I’m not a huge fan of conducting weird surgical experiments on animals, but this research yielded some pretty cool results. Scientists bred tadpoles with eyes surgically implanted in their tails, aka “ectopic eyes.” Experiments using LED lights and mild electrical shocks revealed that not all tadpoles could see with their ectopic eyes. However, the ones that could see were able to do so relatively well. It is unclear how the tadpole’s brain is able to recognize the signals from the distant eyeball, but this could be the start of some extremely exciting vision research. Because of several similarities in structure, frog eyes can be used as models for human eyes. Hence, a deeper understanding of tadpole sensory and perception could be very applicable to human biology. Humans could be able to have similar ectopic organs attached to their spinal cords, thereby forgoing more dangerous brain surgeries.

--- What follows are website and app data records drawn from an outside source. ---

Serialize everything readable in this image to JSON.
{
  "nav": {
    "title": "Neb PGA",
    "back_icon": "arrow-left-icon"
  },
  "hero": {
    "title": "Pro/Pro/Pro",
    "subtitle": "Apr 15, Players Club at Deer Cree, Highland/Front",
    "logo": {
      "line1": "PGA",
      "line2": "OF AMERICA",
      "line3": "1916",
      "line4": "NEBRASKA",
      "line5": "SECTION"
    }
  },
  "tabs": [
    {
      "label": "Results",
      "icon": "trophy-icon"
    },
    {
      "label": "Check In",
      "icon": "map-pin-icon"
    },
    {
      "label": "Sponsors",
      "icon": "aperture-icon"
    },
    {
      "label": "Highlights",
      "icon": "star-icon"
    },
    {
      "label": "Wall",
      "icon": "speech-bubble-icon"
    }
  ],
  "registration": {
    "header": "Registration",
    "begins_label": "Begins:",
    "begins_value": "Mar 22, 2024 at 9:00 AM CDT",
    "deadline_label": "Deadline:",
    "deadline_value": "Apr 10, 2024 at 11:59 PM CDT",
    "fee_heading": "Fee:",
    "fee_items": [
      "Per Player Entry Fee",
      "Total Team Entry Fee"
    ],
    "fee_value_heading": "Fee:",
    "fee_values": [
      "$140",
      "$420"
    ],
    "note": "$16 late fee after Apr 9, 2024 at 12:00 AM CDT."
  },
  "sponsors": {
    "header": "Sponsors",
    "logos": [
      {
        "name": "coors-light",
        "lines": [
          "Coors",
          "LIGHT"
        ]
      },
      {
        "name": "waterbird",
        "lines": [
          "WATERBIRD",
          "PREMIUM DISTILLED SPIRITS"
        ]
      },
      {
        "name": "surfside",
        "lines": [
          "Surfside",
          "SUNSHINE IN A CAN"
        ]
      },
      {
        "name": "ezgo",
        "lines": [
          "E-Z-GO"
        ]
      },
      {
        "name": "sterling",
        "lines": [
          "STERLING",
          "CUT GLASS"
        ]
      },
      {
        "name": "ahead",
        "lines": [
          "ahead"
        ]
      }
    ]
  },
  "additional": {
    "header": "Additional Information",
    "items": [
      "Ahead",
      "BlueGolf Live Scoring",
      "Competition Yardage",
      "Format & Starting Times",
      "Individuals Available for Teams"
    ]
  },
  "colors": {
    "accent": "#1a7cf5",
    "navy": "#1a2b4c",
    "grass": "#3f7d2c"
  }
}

I thought the link about technology being used on a quadriplegic was very interesting. A quadriplegic woman is now able to control a robot arm using only her thoughts thanks to some microelectrodes implanted in her brain. Obviously, this type of procedure is incredibly risky, but the rewards for this woman are almost beyond words. I think it’s amazing that we know enough about the brain’s “map” that scientists and doctors can do this stuff. It is becoming increasingly more likely that having engineered organs or body parts will become the norm in the future. Back on the topic of sight though, there are increasing numbers of studies showing that the brain is what “sees,” not specifically the eyes. There are devices that can transmit signals to the brain by bypassing the eyes, allowing blind people to see. For example, this device allows blind people to see by using their tongues.